Segment Start: RECORDS FOR PROCESSING

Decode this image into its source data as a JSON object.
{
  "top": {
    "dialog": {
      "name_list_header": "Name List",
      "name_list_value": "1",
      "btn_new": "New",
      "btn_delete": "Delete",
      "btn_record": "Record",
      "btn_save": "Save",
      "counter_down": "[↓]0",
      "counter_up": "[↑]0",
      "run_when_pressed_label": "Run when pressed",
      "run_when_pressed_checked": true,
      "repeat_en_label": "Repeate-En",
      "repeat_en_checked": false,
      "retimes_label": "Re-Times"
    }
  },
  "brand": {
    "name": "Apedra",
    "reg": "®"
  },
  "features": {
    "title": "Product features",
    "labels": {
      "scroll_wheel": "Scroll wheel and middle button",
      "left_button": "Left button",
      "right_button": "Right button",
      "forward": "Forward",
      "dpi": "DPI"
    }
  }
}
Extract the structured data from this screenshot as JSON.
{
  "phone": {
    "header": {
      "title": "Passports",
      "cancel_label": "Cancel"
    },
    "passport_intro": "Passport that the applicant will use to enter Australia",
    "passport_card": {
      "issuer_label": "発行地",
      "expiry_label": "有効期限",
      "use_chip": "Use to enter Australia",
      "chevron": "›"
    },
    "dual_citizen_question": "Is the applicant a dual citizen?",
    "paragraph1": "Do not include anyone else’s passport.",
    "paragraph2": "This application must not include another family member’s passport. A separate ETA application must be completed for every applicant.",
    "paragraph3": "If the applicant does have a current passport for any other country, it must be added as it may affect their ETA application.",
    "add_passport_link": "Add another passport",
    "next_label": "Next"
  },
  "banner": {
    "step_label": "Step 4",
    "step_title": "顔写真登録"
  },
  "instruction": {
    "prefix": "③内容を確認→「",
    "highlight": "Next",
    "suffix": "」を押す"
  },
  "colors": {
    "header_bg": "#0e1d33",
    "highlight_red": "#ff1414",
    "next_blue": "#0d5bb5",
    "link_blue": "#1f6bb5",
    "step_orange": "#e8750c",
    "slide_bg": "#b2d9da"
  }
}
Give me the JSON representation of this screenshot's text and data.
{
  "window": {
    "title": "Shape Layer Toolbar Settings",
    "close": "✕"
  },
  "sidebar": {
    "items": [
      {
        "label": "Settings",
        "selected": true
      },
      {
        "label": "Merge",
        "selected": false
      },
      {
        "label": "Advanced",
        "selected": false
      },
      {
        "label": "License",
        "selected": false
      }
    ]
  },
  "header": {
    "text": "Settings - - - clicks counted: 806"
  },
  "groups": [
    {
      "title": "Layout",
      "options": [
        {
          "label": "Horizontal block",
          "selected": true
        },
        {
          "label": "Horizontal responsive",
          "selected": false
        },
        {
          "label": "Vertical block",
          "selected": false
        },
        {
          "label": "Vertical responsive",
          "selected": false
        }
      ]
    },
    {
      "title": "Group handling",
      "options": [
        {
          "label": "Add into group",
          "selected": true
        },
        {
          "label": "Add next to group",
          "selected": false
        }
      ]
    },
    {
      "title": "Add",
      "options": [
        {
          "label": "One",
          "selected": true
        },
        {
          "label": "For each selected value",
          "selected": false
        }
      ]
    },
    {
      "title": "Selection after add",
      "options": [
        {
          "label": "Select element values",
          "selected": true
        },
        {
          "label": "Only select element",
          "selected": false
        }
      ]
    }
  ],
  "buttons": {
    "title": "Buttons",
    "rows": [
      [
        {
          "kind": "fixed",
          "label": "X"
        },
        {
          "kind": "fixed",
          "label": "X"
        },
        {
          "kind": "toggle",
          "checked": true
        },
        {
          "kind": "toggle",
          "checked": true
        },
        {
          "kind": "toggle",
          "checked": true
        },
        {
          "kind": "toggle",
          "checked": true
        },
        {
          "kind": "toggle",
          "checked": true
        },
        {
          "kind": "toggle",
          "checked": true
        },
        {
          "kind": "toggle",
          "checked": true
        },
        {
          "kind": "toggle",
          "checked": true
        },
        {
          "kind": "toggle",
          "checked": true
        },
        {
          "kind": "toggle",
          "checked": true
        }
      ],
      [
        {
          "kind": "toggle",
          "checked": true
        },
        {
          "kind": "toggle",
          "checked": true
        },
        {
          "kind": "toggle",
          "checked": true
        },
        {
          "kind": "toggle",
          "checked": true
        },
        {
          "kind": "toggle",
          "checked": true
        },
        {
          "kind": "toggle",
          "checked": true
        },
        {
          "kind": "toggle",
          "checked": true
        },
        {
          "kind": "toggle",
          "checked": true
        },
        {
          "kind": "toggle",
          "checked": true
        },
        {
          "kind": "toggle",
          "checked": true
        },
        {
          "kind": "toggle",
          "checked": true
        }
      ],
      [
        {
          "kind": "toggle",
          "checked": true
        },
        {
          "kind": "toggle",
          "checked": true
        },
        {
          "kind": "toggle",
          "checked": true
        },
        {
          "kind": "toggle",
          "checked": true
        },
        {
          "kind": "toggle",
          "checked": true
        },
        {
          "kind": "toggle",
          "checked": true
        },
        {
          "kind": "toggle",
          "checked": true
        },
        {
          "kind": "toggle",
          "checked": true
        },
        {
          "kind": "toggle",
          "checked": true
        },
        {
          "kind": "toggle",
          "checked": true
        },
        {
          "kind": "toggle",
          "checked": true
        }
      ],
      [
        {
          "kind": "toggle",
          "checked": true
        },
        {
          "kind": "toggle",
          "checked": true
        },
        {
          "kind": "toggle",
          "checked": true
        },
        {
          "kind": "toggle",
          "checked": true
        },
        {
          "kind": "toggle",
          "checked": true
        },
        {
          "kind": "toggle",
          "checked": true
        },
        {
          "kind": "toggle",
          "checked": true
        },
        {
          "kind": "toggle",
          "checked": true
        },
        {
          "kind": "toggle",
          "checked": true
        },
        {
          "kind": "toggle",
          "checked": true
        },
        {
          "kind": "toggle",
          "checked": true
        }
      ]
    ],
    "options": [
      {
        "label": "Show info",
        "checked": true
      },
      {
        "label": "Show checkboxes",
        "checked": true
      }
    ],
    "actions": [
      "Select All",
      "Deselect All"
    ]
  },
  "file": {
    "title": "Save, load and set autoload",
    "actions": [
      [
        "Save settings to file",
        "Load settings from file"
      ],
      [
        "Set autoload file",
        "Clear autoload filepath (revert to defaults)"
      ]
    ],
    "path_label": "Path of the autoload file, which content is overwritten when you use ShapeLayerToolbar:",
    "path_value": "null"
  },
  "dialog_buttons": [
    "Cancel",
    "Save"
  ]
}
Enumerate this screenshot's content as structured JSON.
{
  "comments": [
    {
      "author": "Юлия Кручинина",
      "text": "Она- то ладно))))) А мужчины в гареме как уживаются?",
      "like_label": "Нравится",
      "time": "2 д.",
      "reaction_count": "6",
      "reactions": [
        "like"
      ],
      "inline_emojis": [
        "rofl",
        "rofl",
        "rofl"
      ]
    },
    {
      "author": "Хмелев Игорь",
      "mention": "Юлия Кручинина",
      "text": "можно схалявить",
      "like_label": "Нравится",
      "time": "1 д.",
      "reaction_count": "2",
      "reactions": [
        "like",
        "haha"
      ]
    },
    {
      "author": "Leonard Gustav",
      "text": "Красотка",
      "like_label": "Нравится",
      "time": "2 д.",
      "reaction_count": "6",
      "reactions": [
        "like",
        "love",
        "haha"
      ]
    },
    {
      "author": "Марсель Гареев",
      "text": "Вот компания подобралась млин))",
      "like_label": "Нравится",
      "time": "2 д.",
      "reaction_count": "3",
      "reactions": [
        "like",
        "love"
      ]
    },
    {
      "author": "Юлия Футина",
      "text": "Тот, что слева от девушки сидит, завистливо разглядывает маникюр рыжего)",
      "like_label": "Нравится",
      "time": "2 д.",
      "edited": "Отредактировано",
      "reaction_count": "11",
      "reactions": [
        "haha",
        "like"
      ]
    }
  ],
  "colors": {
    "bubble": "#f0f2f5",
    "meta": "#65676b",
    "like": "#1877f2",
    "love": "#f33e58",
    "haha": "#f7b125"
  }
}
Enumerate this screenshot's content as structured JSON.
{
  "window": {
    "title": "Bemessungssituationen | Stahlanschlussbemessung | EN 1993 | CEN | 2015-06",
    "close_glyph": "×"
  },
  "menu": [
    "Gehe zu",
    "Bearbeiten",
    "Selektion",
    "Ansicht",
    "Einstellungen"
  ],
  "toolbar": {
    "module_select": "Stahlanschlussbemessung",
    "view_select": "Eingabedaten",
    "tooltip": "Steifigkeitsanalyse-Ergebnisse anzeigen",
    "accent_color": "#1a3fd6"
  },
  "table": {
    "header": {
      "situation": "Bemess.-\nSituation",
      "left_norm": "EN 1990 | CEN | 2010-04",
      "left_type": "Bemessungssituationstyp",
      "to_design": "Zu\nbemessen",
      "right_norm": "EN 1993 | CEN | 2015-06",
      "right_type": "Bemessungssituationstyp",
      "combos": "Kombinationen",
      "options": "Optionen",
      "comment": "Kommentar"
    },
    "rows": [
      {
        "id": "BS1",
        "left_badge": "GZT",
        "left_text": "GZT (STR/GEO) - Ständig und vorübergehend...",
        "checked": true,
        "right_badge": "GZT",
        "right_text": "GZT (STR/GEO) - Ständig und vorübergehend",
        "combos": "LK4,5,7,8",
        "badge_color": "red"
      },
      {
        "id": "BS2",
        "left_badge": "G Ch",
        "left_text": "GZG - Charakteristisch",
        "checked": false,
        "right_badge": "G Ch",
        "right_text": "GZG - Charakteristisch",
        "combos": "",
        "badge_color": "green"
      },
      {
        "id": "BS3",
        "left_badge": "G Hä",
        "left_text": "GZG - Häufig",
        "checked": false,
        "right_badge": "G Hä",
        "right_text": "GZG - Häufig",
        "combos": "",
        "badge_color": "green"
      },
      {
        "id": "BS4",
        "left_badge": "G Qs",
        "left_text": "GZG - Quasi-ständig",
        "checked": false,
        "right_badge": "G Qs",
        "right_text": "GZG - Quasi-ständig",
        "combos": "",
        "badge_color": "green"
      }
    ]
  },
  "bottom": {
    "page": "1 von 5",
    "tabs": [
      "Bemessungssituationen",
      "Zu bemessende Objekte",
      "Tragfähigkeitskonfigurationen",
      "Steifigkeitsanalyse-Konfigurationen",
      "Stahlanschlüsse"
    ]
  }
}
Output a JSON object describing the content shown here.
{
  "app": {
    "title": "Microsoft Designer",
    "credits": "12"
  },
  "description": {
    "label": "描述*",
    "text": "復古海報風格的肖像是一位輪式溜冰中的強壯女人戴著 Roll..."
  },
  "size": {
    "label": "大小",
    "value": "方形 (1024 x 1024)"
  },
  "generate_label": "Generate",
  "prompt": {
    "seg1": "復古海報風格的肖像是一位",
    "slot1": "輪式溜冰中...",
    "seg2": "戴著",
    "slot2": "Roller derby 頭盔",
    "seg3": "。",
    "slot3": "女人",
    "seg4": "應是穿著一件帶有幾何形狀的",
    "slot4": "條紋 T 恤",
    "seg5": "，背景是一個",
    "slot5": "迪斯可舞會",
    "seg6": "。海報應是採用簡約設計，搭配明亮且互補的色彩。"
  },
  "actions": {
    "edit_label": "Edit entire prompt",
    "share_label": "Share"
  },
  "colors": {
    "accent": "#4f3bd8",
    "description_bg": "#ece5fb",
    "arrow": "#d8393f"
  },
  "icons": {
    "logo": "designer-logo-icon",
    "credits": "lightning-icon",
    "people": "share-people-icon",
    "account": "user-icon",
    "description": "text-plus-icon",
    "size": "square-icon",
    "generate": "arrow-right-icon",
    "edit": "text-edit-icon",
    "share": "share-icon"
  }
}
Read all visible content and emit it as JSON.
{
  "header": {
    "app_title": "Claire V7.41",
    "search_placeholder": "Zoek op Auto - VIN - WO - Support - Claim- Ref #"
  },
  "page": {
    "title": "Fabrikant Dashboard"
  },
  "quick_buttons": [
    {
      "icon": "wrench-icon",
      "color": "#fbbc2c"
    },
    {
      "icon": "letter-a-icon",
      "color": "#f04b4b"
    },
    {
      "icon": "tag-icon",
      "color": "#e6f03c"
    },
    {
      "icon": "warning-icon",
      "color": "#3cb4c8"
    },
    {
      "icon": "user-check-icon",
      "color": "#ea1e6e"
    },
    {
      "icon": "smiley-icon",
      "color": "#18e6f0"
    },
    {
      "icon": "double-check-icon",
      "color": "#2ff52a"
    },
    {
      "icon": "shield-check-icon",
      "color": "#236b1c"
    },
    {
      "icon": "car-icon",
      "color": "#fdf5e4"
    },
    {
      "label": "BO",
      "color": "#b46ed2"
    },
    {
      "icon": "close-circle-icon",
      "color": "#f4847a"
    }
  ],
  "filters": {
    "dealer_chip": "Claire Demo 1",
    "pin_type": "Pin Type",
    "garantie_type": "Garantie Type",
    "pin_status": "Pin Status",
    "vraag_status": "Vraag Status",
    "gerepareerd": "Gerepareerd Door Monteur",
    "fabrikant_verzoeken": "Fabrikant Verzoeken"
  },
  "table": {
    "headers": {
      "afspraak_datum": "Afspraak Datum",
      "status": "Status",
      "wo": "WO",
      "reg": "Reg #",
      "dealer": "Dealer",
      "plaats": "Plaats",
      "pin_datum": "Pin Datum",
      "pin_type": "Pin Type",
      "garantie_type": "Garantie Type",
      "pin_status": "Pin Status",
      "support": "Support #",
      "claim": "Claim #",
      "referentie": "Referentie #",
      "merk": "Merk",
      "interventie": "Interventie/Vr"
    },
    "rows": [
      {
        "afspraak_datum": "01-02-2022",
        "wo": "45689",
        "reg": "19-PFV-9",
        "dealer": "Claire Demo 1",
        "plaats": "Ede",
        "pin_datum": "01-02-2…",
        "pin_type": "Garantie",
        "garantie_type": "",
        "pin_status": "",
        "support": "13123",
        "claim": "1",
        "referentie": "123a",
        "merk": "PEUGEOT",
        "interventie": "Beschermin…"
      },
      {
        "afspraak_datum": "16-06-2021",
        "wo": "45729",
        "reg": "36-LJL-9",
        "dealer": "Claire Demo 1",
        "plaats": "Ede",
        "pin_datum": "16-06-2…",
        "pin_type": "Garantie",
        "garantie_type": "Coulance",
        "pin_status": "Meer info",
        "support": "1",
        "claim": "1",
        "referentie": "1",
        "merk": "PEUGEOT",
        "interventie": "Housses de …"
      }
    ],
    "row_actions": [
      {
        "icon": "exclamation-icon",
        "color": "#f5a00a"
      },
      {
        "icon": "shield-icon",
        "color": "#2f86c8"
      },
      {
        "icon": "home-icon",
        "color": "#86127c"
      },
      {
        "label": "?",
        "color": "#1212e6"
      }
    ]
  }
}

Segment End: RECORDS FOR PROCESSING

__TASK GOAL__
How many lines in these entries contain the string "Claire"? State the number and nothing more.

__ANSWER SPACE__
4